Instead, a defendant can waive his Rule 410 protections, and he can do so in a plea agreement that is never accepted by the district court. Think of a situation where a defendant pleads guilty pursuant to a plea agreement, the court accepts the plea but defers acceptance of the agreement, then allows the defendant to withdraw the plea. And in the plea agreement the defendant waives his Rule 410 protections. Those are the essential facts in Jim. At trial, the government introduced the admissions in the plea agreement in its case-in-chief. Unsurprisingly, the defendant was convicted.
The Supreme Court set the stage for the Tenth's decision way back in 1995. But that case involved the introduction of statements made during a failed cooperation proffer to impeach the defendant's trial testimony. Jim goes much further. It allows the introduction of the defendant's prior admissions in the government's case-in-chief, and the admissions were made in a plea agreement never accepted by the district court because that court allowed the defendant to withdraw his plea.
This latter point played prominently in Jim. The defendant's primary point was that the district court found a "fair and just reason" to allow him to withdraw his plea. Because the plea was unknowing and involuntary, so was the plea agreement. And, if the plea agreement was unknowing and involuntary, it was improper to use admissions in the agreement at trial.
The missing premise in all of this is whether the district court's reason to withdraw the plea hinged on the unknowing and involuntary nature of it. The district court suggested that this was so: the defendant earlier mentioned that he thought he could still go to trial after signing the plea (thinking the plea merely limited his sentencing exposure), and the magistrate judge who conducted the plea colloquy forgot to advise the defendant that his plea waived his right to a trial (seriously???). But the district court, prior to allowing the defendant to withdraw his plea, also advised the defendant of the Rule 410 waiver, and the defendant's trial counsel acknowledged the repercussions of it prior to the defendant's plea withdrawal. And at trial, in admitting the plea admissions, the district court found that the plea was knowing and voluntary. The Tenth agreed on this point. And that is that.
As a practical matter, watch out for plea agreements with Rule 410 waivers. If you have one, make sure to advise your client that, upon signing the agreement, any meaningful right to a jury trial is gone.
A few more points:
- The Rule 410 waiver in the plea agreement expressly stated that it took effect when the defendant signed the agreement. So, the fact that the agreement was never accepted by the Court is surprisingly irrelevant. The difficulty we have with this analysis is that the Rule 410 waiver was part of a contract between two parties, but the contract was never enforced. Why does the government benefit from the Rule 410 waiver when it had no obligation to uphold its promises made in the plea agreement? Contracts should be enforced as a whole, not in parts, and one party should not get the benefit of a bargain without performing its reciprocal obligations.

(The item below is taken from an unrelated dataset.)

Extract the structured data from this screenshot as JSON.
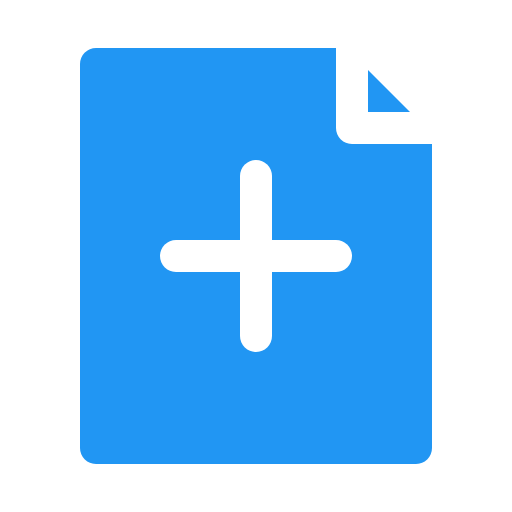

- The plea agreement advised the defendant that a guilty plea would waive a jury trial, and so the Court dismissed the magistrate's failure to so advise at the change-of-plea colloquy (we wonder whether this analysis is problematic considering the defendant's overall argument that he did not understand the plea agreement in the first place).
- "A fair and just reason" need not be that the plea was unknowing and involuntary; apparently, something less is sufficient for a district court to allow a defendant to withdraw his plea (we are unsure what).
- The voluntariness of a Rule 410 waiver is determined under the same general principles of voluntariness that apply in other contexts.
- And make your record below. The Court was unconvinced with the arguments on appeal primarily because they were not developed properly below.